5. Thirty-six percent of the respondents with less than 10 years of experience believe they will have to engage in misconduct in order to get ahead.

We must do more to promote the concept of good character—being of high moral and ethical standards—and discharge those who don’t measure up. Advisors of good character, no matter what standard of care they are subject to, will continue to seek the best ways to serve the interests of their clients. Conversely, advisors of questionable character will seek to serve their own self-interest, no matter what the standard to which they’re subject.

You can’t regulate character, but you can regulate competence. We can define the minimum education and experience requirements for one to serve as an advisor. Unfortunately, the requirements have been set too low; barbers and beauticians have higher education and training requirements. (Perhaps that’s why many investors report that they get better financial advice from their barbers than their advisors!)

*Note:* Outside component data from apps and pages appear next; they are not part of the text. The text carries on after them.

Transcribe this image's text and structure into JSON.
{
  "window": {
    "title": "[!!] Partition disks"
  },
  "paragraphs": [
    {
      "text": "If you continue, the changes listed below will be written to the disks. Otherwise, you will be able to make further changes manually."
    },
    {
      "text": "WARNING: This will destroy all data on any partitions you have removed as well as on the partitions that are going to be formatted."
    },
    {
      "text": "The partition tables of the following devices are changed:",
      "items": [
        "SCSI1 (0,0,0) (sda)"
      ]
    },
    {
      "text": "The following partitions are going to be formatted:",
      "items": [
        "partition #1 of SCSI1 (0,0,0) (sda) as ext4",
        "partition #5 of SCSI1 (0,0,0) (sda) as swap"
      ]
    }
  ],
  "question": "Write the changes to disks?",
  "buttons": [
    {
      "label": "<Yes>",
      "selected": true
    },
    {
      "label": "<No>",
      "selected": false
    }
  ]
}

Competence is a melding of education and experience. We can test and measure whether an advisor is competent; we can’t do the same with character. Using an iceberg as an analogy, we see competence above the waterline. Character, which has far more impact on a client relationship than competence, is invisible below the waterline.

With regard to a uniform fiduciary standard, we should not attempt to paint every advisor with a fiduciary brush. Nor should we make the mistake of thinking that an advisor who has passed a written examination on fiduciary responsibility is willing and competent to judge wisely and objectively (to be of good character). We should not attempt to make a fiduciary standard uniform. To the contrary, “fiduciary” should be a standard awarded only to those advisors who have demonstrated good character and professional competence.

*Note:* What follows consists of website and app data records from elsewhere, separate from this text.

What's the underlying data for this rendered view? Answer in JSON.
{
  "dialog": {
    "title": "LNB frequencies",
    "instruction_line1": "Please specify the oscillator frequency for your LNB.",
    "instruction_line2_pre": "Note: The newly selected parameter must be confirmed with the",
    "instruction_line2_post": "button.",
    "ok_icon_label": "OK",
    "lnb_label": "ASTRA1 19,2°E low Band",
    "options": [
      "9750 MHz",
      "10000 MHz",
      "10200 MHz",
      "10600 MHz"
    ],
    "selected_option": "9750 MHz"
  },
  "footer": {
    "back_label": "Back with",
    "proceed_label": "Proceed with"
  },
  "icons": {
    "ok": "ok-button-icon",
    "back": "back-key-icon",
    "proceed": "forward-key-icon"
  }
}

Winston Churchill is the source of many of the quotes we use in our training at West Point. One of my favorites: “Courage is rightly considered the foremost of the virtues, for upon it, all others depend.”

Most of the men and women I meet in our industry are of good character and are committed to lifelong learning and honing the skills of the profession. However, with regard to being courageous, I think we have a significant shortfall.

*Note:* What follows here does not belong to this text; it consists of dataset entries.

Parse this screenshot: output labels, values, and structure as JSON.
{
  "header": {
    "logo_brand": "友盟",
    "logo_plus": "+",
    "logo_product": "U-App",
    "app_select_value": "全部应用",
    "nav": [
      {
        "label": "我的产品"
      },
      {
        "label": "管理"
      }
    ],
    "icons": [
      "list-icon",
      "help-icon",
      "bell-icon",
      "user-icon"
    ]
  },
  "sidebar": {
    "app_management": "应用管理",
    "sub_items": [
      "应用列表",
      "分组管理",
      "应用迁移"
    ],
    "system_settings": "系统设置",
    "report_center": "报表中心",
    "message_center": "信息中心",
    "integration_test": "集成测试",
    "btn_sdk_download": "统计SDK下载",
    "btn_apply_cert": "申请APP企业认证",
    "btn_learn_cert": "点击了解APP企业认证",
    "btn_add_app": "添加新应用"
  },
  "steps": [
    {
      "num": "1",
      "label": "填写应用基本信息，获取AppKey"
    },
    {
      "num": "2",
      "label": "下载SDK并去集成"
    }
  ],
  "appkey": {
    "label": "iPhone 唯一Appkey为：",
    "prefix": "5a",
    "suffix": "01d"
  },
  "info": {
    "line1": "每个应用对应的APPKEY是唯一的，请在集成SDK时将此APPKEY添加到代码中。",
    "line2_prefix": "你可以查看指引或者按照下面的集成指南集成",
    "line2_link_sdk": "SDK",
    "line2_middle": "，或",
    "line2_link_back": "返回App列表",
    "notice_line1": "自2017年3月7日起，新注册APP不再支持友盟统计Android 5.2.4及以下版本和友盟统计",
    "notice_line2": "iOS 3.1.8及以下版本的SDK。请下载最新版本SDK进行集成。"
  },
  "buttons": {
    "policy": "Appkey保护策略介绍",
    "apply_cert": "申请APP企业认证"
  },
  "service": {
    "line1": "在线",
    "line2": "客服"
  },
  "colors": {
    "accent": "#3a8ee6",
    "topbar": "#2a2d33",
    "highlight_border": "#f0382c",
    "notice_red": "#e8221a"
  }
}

There is now a famous quote circulating through leadership circles: “The standard you walk by is the standard you accept.” The quote is from a commanding general of the Australian army, who was criticizing his troops for inappropriate behavior—those involved with the unethical behavior, as well as those who knew of the behavior and did nothing about it.

How many times this month have you turned a blind eye—walked by—unethical or illegal behavior?

Courage also means being honest about the nature of your work. Churchill also said, “Each night before I go to bed, I try myself by court-martial to see if I have done something really effective during the day—I don’t mean merely pawing the ground, anyone can go through the motions, but something really effective.”

If you have never considered yourself as a leader in the lives of your clients, it’s going to take courage to get comfortable with that concept. There is awesome responsibility when you take on a leadership role, and you have to work at it every single day. Leadership denotes responsibility—in its breadth and scope. Such responsibility dwarfs azfiduciary standard of care.

In summary, leadership is the ability to inspire others. In the financial services industry, those financial advisors who succeed over the long term have learned how to inspire clients, staff, peers and service providers. There is a continuum of character, competence and courage. No matter how or when you connect with an inspiring advisor, you’ll find a consistency between what they say and what they do, and they do it 24/7. Inspiring advisors have made the conscious decision to be leaders and stewards in the lives of their clients.

Donald B. Trone, GFS, is the president of the newly constituted Leadership Center for Investment Stewards, and is the founder and CEO/Chief Ethos Officer of 3ethos. He is the former director of the Institute for Leadership at the U.S. Coast Guard Academy; founder of the Foundation for Fiduciary Studies; and the principal founder of fi360.